DOI: 10.1055/s-0037-1607316
Original Article
Thieme Medical Publishers 333 Seventh Avenue, New York, NY 10001, USA.

The U.S. Twin Delivery Volume and Association with Cesarean Delivery Rates: A Hospital-Level Analysis

Sarah Rae Easter1, Julian N. Robinson1, Daniela Carusi1, Sarah E. Little1
  • 1Division of Maternal-Fetal Medicine, Brigham and Women's Hospital, Harvard Medical School, Boston, Massachusetts
Further Information

Publication History

22 May 2017

14 September 2017

Publication Date:
11 October 2017 (eFirst)


Objective The objective of this study was to test whether hospitals experienced in twin delivery have lower rates of cesarean delivery for twins.

Methods We divided obstetric hospitals in the 2011 National Inpatient Sample by quartile of annual twin deliveries and compared twin cesarean delivery rates between hospitals with weighted linear regression. We used Pearson's coefficients to correlate a hospital's twin cesarean delivery rate to its overall cesarean delivery and vaginal birth after cesarean (VBAC) rates.

Results Annual twin delivery volume ranged from 1 to 506 across the 547 analyzed hospitals with a median of 10 and mode of 3. Adjusted rates of cesarean delivery were independent of delivery volume with a rate of 75.5 versus 74.8% in the lowest and highest volume hospitals (p = 0.09 across quartiles). A hospital's cesarean delivery rate for twins moderately correlated with the overall cesarean rate (r = 0.52, p < 0.01) and inversely correlated with VBAC rate (r =  − 0.42, p < 0.01).

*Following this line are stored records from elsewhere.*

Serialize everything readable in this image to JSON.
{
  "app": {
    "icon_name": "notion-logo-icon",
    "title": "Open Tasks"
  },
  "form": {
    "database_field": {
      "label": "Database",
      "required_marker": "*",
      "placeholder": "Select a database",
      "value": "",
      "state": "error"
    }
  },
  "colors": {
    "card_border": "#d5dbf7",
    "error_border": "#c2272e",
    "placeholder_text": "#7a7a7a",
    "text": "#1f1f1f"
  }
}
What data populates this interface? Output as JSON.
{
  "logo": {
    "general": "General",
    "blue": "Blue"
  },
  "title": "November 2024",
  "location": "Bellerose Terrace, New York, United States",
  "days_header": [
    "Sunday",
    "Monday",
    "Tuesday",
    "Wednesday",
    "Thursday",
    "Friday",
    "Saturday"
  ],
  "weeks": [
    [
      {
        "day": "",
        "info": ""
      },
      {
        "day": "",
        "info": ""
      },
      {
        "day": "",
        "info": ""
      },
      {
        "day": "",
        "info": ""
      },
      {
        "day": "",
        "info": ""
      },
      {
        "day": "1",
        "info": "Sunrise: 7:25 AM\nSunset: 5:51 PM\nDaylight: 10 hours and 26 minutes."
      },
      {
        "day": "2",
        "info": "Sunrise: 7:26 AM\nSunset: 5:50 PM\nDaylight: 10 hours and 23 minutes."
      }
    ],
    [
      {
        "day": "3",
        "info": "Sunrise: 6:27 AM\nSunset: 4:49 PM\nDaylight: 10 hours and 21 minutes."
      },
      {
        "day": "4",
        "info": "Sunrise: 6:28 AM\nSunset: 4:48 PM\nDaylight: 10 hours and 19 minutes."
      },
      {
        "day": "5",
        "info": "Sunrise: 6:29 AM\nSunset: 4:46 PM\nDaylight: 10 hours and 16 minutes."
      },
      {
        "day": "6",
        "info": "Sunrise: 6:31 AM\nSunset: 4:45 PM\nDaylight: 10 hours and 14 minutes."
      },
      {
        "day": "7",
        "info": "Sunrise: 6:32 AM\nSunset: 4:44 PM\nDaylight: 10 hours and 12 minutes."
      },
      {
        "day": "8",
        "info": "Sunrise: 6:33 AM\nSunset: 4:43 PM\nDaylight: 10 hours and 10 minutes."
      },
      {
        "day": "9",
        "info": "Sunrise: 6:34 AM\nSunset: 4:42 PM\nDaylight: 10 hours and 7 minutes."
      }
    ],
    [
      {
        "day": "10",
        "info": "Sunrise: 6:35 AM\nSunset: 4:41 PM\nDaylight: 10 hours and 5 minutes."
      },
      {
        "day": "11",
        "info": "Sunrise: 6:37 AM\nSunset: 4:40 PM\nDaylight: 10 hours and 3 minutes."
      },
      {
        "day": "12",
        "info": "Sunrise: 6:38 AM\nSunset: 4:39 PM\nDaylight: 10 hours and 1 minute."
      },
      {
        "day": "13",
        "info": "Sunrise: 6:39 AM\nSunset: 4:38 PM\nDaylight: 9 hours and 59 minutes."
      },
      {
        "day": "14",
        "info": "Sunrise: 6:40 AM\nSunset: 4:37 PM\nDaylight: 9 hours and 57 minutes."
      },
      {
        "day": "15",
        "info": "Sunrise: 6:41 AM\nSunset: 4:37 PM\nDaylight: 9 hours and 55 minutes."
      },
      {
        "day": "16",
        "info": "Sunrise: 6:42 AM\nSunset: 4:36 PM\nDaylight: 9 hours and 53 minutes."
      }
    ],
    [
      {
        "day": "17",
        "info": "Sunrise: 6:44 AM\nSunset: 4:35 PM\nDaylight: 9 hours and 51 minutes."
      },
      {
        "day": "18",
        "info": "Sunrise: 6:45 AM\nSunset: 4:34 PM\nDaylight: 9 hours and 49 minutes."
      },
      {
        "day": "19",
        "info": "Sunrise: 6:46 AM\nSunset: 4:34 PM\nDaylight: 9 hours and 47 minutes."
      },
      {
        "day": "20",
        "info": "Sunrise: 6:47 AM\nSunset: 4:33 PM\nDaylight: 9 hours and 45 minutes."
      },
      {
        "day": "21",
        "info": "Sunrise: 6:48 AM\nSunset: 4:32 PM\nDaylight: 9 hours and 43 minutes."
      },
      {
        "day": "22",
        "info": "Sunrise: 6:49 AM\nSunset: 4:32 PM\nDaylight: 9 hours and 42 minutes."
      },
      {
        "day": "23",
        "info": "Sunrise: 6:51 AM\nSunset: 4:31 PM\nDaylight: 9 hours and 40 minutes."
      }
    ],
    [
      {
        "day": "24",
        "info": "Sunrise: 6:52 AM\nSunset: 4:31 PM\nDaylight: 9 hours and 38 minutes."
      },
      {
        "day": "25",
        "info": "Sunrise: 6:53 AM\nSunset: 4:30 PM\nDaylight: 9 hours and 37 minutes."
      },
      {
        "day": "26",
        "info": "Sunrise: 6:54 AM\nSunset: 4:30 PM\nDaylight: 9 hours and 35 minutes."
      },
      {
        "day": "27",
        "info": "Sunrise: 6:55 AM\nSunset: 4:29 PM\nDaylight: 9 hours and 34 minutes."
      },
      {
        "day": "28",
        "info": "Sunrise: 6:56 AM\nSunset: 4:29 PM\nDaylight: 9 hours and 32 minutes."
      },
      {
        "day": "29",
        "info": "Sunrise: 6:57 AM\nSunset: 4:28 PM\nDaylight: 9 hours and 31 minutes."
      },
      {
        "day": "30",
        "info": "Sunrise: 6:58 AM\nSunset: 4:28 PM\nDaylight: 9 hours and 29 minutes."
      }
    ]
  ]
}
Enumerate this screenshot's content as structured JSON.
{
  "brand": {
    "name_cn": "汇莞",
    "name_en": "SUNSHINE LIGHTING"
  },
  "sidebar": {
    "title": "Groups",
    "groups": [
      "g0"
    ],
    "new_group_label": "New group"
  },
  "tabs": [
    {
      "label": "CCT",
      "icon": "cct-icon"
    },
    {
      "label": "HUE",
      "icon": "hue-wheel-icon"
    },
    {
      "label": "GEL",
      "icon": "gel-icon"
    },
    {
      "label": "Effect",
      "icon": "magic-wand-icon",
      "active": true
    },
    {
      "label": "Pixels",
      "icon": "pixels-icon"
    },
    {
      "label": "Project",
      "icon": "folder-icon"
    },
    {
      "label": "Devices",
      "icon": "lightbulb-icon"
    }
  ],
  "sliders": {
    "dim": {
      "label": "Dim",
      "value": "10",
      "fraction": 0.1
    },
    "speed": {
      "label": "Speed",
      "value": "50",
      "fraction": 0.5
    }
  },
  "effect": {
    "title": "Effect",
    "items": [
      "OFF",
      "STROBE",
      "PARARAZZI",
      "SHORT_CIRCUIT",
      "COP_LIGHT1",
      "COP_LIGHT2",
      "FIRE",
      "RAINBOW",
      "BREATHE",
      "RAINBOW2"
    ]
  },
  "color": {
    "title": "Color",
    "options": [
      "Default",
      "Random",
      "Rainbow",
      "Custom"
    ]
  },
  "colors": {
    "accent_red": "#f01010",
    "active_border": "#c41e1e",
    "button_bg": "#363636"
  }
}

Conclusion Most U.S. obstetrical units perform a low volume of twin deliveries with no decrease in cesarean delivery rates at higher volume hospitals. Twin cesarean delivery rates correlate with other obstetric parameters such as singleton cesarean delivery and VBAC rates suggesting twin cesarean delivery rate is more closely related to a hospital's general obstetric practice than its twin delivery volume.